● **ABOUT THIS EXERCISE**
Only the number should be given: how many lines below contain "your".

Data entries
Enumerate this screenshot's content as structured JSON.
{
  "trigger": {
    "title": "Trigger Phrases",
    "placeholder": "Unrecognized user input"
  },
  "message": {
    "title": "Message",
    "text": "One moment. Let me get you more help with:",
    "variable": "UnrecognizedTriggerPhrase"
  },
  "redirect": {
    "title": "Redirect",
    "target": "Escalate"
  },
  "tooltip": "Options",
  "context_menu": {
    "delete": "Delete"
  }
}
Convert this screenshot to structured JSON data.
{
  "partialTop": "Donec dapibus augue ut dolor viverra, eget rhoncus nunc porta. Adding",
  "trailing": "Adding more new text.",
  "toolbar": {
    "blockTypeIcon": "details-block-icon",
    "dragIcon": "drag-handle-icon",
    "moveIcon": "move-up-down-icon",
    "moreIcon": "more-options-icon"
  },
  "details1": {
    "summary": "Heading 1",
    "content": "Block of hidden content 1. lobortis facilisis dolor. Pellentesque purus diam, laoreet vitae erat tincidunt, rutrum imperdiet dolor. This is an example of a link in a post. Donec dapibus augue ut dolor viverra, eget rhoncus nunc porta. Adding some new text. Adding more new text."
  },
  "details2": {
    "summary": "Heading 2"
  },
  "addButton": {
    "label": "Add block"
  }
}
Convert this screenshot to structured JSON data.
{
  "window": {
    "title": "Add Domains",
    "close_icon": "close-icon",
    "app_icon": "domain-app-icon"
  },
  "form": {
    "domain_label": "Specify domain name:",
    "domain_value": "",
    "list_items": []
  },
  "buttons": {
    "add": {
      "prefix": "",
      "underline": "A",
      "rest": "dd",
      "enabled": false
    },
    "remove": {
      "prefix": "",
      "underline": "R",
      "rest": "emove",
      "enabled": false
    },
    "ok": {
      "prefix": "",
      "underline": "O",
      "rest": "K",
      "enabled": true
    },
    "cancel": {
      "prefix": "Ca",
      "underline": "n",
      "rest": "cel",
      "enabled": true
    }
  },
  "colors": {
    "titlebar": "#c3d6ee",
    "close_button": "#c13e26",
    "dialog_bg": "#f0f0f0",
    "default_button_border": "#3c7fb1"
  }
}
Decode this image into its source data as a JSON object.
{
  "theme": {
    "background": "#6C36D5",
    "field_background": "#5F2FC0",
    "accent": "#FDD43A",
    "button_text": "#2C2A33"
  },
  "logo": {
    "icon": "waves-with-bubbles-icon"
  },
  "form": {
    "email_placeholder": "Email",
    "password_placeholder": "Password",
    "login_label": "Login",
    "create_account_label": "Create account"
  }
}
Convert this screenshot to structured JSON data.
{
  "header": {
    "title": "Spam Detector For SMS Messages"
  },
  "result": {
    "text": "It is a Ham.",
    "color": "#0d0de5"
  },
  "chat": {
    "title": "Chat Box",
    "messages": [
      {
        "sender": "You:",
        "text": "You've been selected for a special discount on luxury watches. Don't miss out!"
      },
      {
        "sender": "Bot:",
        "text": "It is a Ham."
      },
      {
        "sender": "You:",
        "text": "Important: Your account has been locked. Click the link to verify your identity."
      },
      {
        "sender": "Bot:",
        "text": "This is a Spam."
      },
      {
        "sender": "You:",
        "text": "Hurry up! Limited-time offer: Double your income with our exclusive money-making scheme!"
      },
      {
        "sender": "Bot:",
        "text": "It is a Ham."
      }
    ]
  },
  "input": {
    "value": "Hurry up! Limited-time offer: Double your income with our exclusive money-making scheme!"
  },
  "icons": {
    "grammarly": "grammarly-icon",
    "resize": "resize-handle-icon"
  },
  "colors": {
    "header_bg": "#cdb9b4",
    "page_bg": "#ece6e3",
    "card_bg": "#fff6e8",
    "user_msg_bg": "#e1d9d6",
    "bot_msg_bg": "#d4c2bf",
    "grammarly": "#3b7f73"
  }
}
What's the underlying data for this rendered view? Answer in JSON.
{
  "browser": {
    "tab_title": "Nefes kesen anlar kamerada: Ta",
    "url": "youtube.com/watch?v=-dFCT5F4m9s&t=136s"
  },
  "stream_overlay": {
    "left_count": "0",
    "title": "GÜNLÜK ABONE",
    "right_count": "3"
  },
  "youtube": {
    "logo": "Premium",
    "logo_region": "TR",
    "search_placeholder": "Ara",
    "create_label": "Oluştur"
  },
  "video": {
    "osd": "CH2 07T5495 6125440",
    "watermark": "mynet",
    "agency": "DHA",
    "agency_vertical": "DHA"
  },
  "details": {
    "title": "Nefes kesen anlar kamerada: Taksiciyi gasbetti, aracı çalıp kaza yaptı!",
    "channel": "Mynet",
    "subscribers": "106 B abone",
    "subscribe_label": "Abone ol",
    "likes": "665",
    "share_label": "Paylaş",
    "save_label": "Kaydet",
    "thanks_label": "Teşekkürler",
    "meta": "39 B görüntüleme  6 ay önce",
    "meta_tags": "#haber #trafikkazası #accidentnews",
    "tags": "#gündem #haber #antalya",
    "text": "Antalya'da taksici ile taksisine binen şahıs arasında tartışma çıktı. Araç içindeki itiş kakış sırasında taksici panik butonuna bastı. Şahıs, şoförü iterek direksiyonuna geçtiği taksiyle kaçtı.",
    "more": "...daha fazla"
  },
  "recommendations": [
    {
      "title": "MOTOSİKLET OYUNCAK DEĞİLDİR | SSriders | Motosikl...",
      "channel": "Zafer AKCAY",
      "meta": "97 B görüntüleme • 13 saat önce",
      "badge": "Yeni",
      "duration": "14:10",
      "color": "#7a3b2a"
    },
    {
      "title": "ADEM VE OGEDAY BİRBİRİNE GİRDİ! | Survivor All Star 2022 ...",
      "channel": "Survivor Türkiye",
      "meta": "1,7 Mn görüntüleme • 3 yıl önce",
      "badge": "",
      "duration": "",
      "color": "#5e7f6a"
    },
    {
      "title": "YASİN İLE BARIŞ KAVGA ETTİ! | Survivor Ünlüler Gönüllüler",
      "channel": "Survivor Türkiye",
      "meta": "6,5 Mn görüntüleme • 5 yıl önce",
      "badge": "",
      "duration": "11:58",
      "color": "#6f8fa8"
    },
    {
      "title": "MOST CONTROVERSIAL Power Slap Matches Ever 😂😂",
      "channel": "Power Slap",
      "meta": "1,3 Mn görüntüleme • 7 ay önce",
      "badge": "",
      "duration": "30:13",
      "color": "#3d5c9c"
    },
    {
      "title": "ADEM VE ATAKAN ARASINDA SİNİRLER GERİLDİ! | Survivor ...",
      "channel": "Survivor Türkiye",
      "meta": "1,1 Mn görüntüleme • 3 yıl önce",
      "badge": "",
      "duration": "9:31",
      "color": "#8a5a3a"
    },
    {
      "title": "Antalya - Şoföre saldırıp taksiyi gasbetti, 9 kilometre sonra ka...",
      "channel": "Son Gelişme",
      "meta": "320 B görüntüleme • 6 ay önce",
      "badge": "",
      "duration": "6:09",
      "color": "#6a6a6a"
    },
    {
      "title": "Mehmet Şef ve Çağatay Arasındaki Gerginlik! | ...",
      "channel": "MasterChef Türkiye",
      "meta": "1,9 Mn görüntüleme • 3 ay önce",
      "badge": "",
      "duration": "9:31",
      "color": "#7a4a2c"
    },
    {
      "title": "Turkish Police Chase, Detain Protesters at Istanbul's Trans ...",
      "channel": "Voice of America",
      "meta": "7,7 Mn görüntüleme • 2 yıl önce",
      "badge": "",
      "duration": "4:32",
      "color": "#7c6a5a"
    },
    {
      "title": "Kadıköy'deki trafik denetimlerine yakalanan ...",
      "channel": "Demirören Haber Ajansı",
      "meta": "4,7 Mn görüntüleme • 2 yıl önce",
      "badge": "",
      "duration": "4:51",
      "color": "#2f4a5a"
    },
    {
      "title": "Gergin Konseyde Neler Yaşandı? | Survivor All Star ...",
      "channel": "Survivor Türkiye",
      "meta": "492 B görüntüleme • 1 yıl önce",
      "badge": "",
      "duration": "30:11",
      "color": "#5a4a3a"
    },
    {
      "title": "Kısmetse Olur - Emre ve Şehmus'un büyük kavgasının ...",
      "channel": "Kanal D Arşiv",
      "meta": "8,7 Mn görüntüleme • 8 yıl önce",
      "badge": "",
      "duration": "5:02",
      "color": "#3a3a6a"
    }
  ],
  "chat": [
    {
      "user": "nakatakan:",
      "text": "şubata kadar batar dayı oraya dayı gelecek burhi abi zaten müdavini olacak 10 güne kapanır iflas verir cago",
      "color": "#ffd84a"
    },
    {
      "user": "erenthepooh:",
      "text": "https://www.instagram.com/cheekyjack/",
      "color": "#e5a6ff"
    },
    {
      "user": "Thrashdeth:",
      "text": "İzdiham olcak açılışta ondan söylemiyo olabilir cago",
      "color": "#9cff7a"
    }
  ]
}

● **SOLUTION FOR THIS EXERCISE**
3